Dataset rows for apps and sites:
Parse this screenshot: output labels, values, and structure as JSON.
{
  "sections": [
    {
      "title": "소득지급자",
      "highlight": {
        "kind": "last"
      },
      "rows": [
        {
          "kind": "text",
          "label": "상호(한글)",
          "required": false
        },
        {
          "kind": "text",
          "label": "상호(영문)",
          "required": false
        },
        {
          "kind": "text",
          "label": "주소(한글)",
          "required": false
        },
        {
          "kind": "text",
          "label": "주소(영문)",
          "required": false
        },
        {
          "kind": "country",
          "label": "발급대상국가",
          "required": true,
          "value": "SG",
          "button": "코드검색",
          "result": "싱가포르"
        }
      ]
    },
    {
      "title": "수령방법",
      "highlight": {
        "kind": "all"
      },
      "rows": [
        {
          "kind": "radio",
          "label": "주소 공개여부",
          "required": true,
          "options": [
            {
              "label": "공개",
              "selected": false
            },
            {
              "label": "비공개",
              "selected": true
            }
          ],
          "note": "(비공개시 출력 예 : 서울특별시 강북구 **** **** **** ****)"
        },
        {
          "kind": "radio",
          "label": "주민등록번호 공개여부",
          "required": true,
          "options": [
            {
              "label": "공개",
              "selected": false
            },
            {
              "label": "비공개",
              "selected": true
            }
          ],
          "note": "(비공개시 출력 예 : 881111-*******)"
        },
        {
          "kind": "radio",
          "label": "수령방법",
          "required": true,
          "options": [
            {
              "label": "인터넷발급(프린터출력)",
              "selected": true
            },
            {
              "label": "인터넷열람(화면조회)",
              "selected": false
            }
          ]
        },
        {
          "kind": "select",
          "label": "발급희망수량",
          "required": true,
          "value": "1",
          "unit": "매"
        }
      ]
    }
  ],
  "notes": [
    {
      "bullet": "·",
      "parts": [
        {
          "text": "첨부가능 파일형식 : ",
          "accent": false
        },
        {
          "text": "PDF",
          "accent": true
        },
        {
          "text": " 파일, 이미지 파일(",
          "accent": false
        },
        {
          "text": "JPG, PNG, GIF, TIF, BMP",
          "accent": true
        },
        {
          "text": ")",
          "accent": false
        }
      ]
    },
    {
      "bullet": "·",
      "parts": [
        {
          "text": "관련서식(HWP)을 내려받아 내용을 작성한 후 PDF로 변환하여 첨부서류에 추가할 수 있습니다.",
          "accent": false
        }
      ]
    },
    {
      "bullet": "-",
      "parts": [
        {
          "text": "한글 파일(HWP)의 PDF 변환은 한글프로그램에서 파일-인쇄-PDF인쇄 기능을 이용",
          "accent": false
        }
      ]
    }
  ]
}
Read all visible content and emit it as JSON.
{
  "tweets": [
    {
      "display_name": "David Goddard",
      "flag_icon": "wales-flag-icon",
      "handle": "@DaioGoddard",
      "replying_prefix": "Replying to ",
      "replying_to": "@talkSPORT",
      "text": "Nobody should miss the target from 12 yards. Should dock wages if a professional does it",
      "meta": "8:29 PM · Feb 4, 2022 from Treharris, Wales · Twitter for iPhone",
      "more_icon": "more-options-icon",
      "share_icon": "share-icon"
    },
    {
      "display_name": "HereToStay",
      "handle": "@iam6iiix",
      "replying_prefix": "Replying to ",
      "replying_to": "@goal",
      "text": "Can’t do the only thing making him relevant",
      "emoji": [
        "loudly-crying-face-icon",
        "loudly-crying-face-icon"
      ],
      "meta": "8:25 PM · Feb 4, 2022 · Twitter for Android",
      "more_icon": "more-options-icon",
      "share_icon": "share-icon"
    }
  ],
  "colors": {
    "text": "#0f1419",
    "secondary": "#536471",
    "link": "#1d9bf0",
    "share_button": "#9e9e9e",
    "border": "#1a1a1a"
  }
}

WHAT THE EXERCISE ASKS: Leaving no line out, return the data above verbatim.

WRITTEN RESPONSE:
Parse this screenshot: output labels, values, and structure as JSON.
{
  "sections": [
    {
      "title": "소득지급자",
      "highlight": {
        "kind": "last"
      },
      "rows": [
        {
          "kind": "text",
          "label": "상호(한글)",
          "required": false
        },
        {
          "kind": "text",
          "label": "상호(영문)",
          "required": false
        },
        {
          "kind": "text",
          "label": "주소(한글)",
          "required": false
        },
        {
          "kind": "text",
          "label": "주소(영문)",
          "required": false
        },
        {
          "kind": "country",
          "label": "발급대상국가",
          "required": true,
          "value": "SG",
          "button": "코드검색",
          "result": "싱가포르"
        }
      ]
    },
    {
      "title": "수령방법",
      "highlight": {
        "kind": "all"
      },
      "rows": [
        {
          "kind": "radio",
          "label": "주소 공개여부",
          "required": true,
          "options": [
            {
              "label": "공개",
              "selected": false
            },
            {
              "label": "비공개",
              "selected": true
            }
          ],
          "note": "(비공개시 출력 예 : 서울특별시 강북구 **** **** **** ****)"
        },
        {
          "kind": "radio",
          "label": "주민등록번호 공개여부",
          "required": true,
          "options": [
            {
              "label": "공개",
              "selected": false
            },
            {
              "label": "비공개",
              "selected": true
            }
          ],
          "note": "(비공개시 출력 예 : 881111-*******)"
        },
        {
          "kind": "radio",
          "label": "수령방법",
          "required": true,
          "options": [
            {
              "label": "인터넷발급(프린터출력)",
              "selected": true
            },
            {
              "label": "인터넷열람(화면조회)",
              "selected": false
            }
          ]
        },
        {
          "kind": "select",
          "label": "발급희망수량",
          "required": true,
          "value": "1",
          "unit": "매"
        }
      ]
    }
  ],
  "notes": [
    {
      "bullet": "·",
      "parts": [
        {
          "text": "첨부가능 파일형식 : ",
          "accent": false
        },
        {
          "text": "PDF",
          "accent": true
        },
        {
          "text": " 파일, 이미지 파일(",
          "accent": false
        },
        {
          "text": "JPG, PNG, GIF, TIF, BMP",
          "accent": true
        },
        {
          "text": ")",
          "accent": false
        }
      ]
    },
    {
      "bullet": "·",
      "parts": [
        {
          "text": "관련서식(HWP)을 내려받아 내용을 작성한 후 PDF로 변환하여 첨부서류에 추가할 수 있습니다.",
          "accent": false
        }
      ]
    },
    {
      "bullet": "-",
      "parts": [
        {
          "text": "한글 파일(HWP)의 PDF 변환은 한글프로그램에서 파일-인쇄-PDF인쇄 기능을 이용",
          "accent": false
        }
      ]
    }
  ]
}
Read all visible content and emit it as JSON.
{
  "tweets": [
    {
      "display_name": "David Goddard",
      "flag_icon": "wales-flag-icon",
      "handle": "@DaioGoddard",
      "replying_prefix": "Replying to ",
      "replying_to": "@talkSPORT",
      "text": "Nobody should miss the target from 12 yards. Should dock wages if a professional does it",
      "meta": "8:29 PM · Feb 4, 2022 from Treharris, Wales · Twitter for iPhone",
      "more_icon": "more-options-icon",
      "share_icon": "share-icon"
    },
    {
      "display_name": "HereToStay",
      "handle": "@iam6iiix",
      "replying_prefix": "Replying to ",
      "replying_to": "@goal",
      "text": "Can’t do the only thing making him relevant",
      "emoji": [
        "loudly-crying-face-icon",
        "loudly-crying-face-icon"
      ],
      "meta": "8:25 PM · Feb 4, 2022 · Twitter for Android",
      "more_icon": "more-options-icon",
      "share_icon": "share-icon"
    }
  ],
  "colors": {
    "text": "#0f1419",
    "secondary": "#536471",
    "link": "#1d9bf0",
    "share_button": "#9e9e9e",
    "border": "#1a1a1a"
  }
}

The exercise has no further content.